Goal of the exercise> The records follow. Count the lines holding "title" and give only the number.

Data supplied>
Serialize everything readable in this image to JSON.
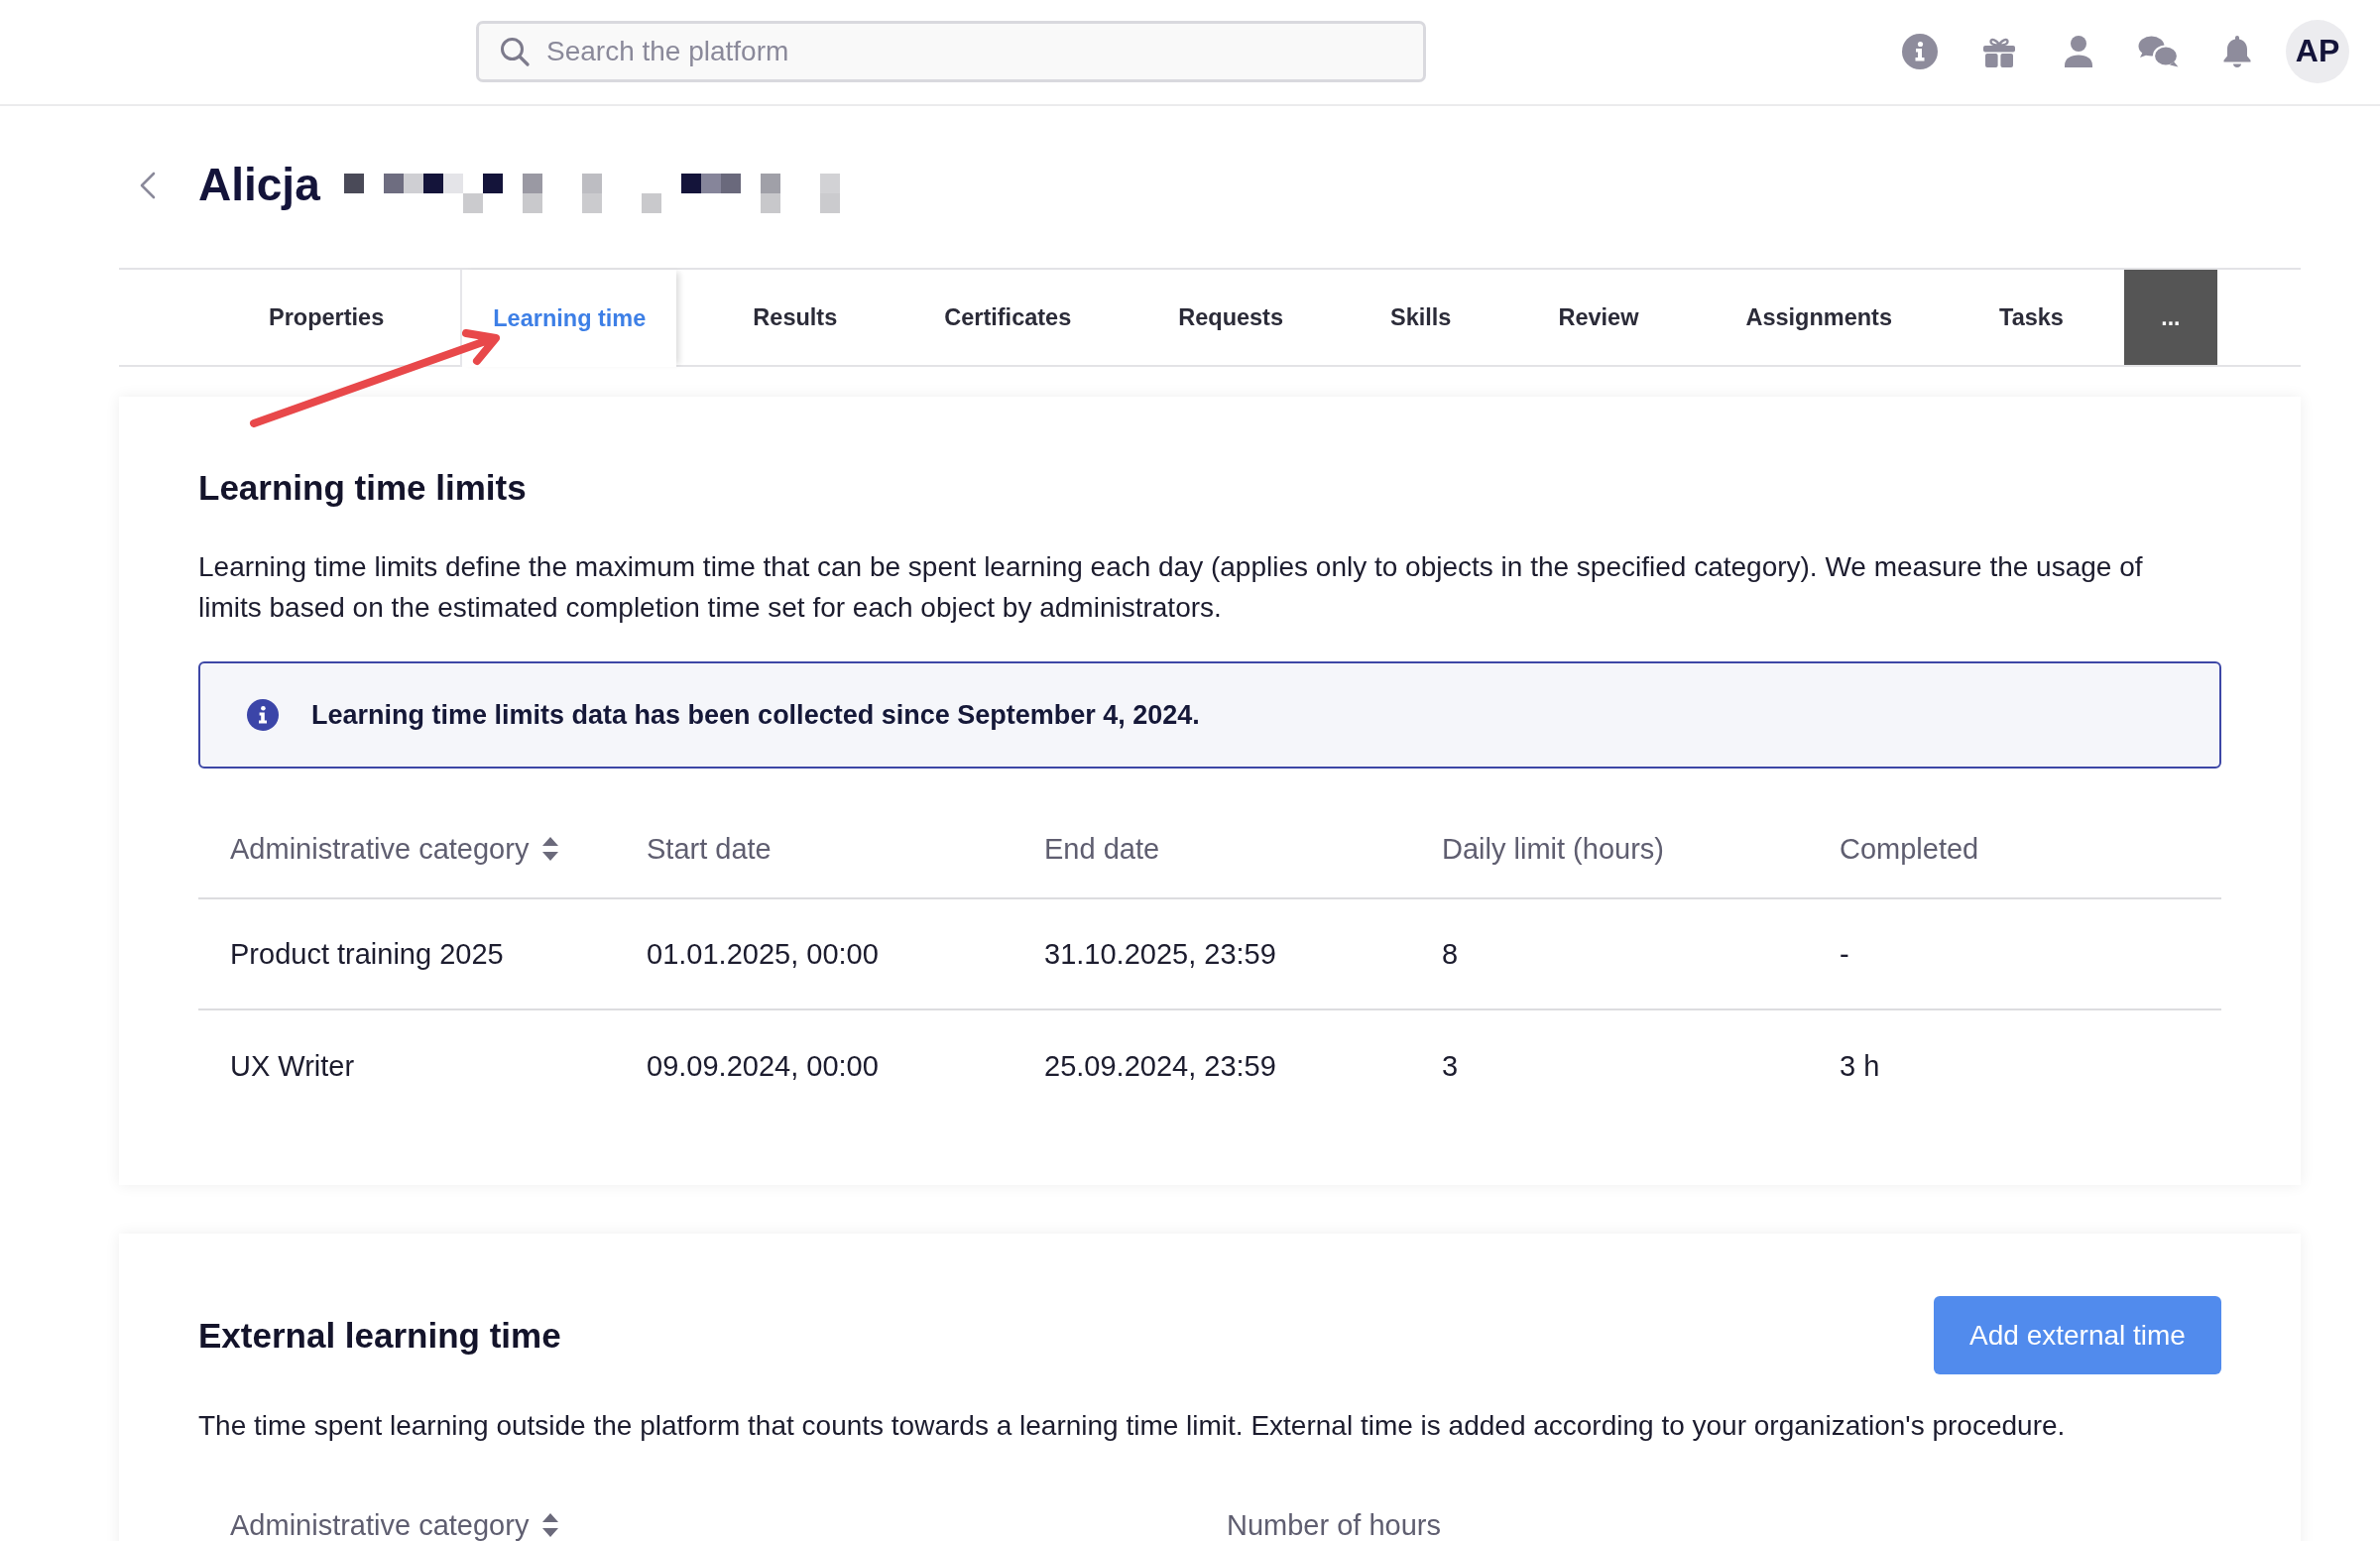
{
  "top_bar": {
    "search": {
      "placeholder": "Search the platform"
    },
    "avatar": {
      "initials": "AP"
    }
  },
  "header": {
    "title": "Alicja"
  },
  "tabs": [
    {
      "label": "Properties",
      "selected": false
    },
    {
      "label": "Learning time",
      "selected": true
    },
    {
      "label": "Results",
      "selected": false
    },
    {
      "label": "Certificates",
      "selected": false
    },
    {
      "label": "Requests",
      "selected": false
    },
    {
      "label": "Skills",
      "selected": false
    },
    {
      "label": "Review",
      "selected": false
    },
    {
      "label": "Assignments",
      "selected": false
    },
    {
      "label": "Tasks",
      "selected": false
    }
  ],
  "more_button": {
    "label": "..."
  },
  "learning_time_limits": {
    "title": "Learning time limits",
    "description": "Learning time limits define the maximum time that can be spent learning each day (applies only to objects in the specified category). We measure the usage of limits based on the estimated completion time set for each object by administrators.",
    "notice": "Learning time limits data has been collected since September 4, 2024.",
    "table": {
      "columns": [
        {
          "label": "Administrative category",
          "sortable": true
        },
        {
          "label": "Start date",
          "sortable": false
        },
        {
          "label": "End date",
          "sortable": false
        },
        {
          "label": "Daily limit (hours)",
          "sortable": false
        },
        {
          "label": "Completed",
          "sortable": false
        }
      ],
      "rows": [
        {
          "cells": [
            "Product training 2025",
            "01.01.2025, 00:00",
            "31.10.2025, 23:59",
            "8",
            "-"
          ]
        },
        {
          "cells": [
            "UX Writer",
            "09.09.2024, 00:00",
            "25.09.2024, 23:59",
            "3",
            "3 h"
          ]
        }
      ]
    }
  },
  "external_learning_time": {
    "title": "External learning time",
    "button": {
      "label": "Add external time"
    },
    "description": "The time spent learning outside the platform that counts towards a learning time limit. External time is added according to your organization's procedure.",
    "table": {
      "columns": [
        {
          "label": "Administrative category",
          "sortable": true
        },
        {
          "label": "Number of hours",
          "sortable": false
        }
      ]
    }
  }
}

Your response> 3